Most helpful positive review
12 of 12 people found the following review helpful
Horrific history combined with provocative intellectual insight.
on 10 February 2011
This is an excellent and essential, yet harrowing, read about the Holocaust endured by the native peoples of the Americas.
The book is in two parts. Part one establishes the facts of genocide. The documented acts including from the memoirs of the Spanish, British and American perpetrators. This includes their self declared intent as expressed in ideological terms and the extent to which actions were societal, individual, collective and state and governmental policy.
Part two seeks to explain why such monumental genocide occured and goes all the way back to Aristotle to trace the roots of genocidal ideas in Western civilisaton and, especially, how these evolved in Christianity into concepts of Holy War, righteous slaughter, divine right to land, the idea that pestilence was divinely inspired and how these justified policies of deiberate extermination of native Americans. All this furnished with incriminating quotes from Spanish priests, English puritan ministers and American politicians.
Stannard believes that racism is inherent in Western culture and ideas and makes the best case I have yet seen that racism was an idea that predated New World slavery. However, I think a better counter-case is made by Robin Blackburn in 'The Making of New World Slavery'.

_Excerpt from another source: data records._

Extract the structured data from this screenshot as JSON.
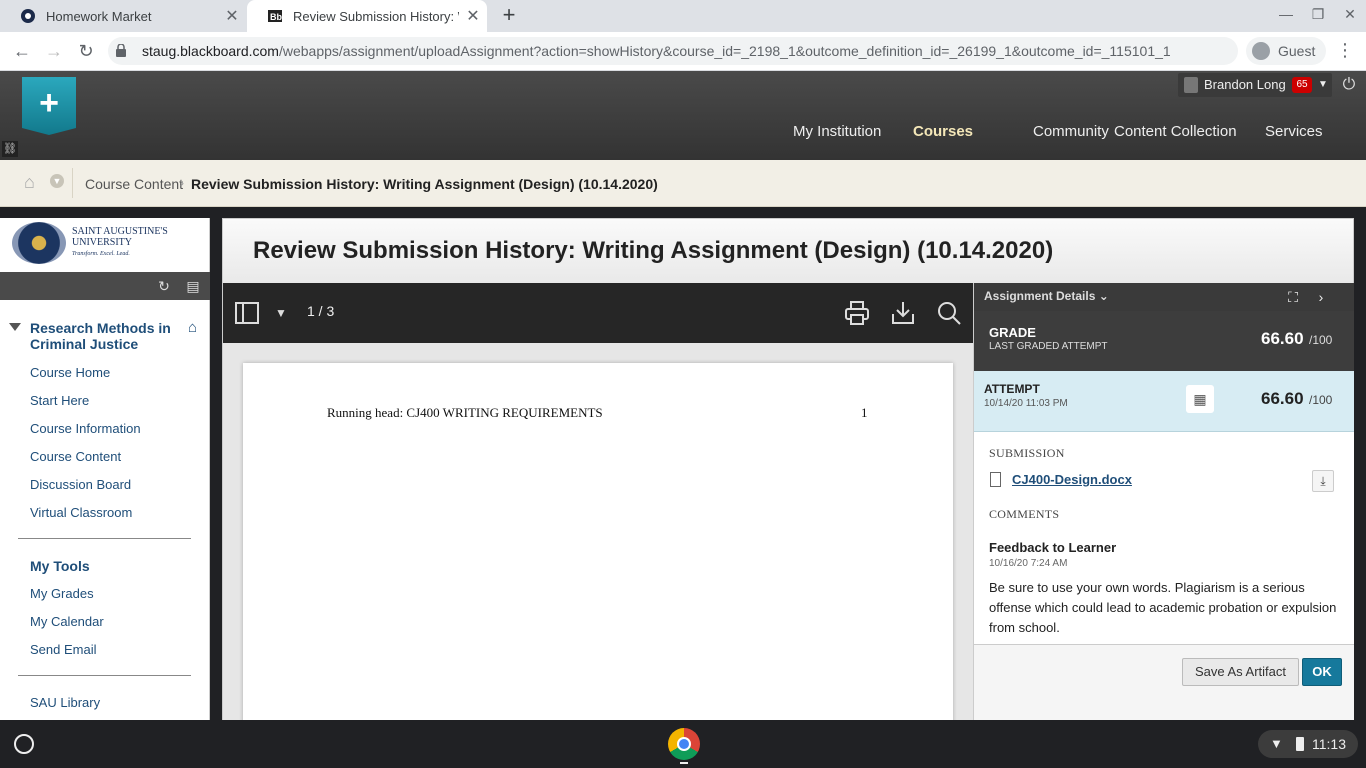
{
  "browser": {
    "tabs": [
      {
        "title": "Homework Market",
        "active": false
      },
      {
        "title": "Review Submission History: Writ",
        "active": true
      }
    ],
    "url_host": "staug.blackboard.com",
    "url_path": "/webapps/assignment/uploadAssignment?action=showHistory&course_id=_2198_1&outcome_definition_id=_26199_1&outcome_id=_115101_1",
    "profile_label": "Guest"
  },
  "bb": {
    "user_name": "Brandon Long",
    "notification_count": "65",
    "nav": [
      "My Institution",
      "Courses",
      "Community",
      "Content Collection",
      "Services"
    ],
    "active_nav": "Courses"
  },
  "breadcrumb": {
    "course": "Course Content",
    "page": "Review Submission History: Writing Assignment (Design) (10.14.2020)"
  },
  "left_menu": {
    "university_name": "SAINT AUGUSTINE'S UNIVERSITY",
    "university_tagline": "Transform. Excel. Lead.",
    "course_title": "Research Methods in Criminal Justice",
    "items": [
      "Course Home",
      "Start Here",
      "Course Information",
      "Course Content",
      "Discussion Board",
      "Virtual Classroom"
    ],
    "tools_heading": "My Tools",
    "tools": [
      "My Grades",
      "My Calendar",
      "Send Email"
    ],
    "library": "SAU Library"
  },
  "main": {
    "title": "Review Submission History: Writing Assignment (Design) (10.14.2020)"
  },
  "viewer": {
    "page_indicator": "1 / 3",
    "running_head": "Running head: CJ400 WRITING REQUIREMENTS",
    "doc_page_number": "1"
  },
  "panel": {
    "header": "Assignment Details",
    "grade_label": "GRADE",
    "grade_sublabel": "LAST GRADED ATTEMPT",
    "grade_score": "66.60",
    "grade_outof": "/100",
    "attempt_label": "ATTEMPT",
    "attempt_date": "10/14/20 11:03 PM",
    "attempt_score": "66.60",
    "attempt_outof": "/100",
    "submission_label": "SUBMISSION",
    "file_name": "CJ400-Design.docx",
    "comments_label": "COMMENTS",
    "feedback_title": "Feedback to Learner",
    "feedback_date": "10/16/20 7:24 AM",
    "feedback_text": "Be sure to use your own words. Plagiarism is a serious offense which could lead to academic probation or expulsion from school.",
    "save_artifact": "Save As Artifact",
    "ok": "OK"
  },
  "shelf": {
    "time": "11:13"
  }
}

I'd thoroughly recommend Stannard's book as a feast of horrific history combined with well argued and provocative intellectual insight.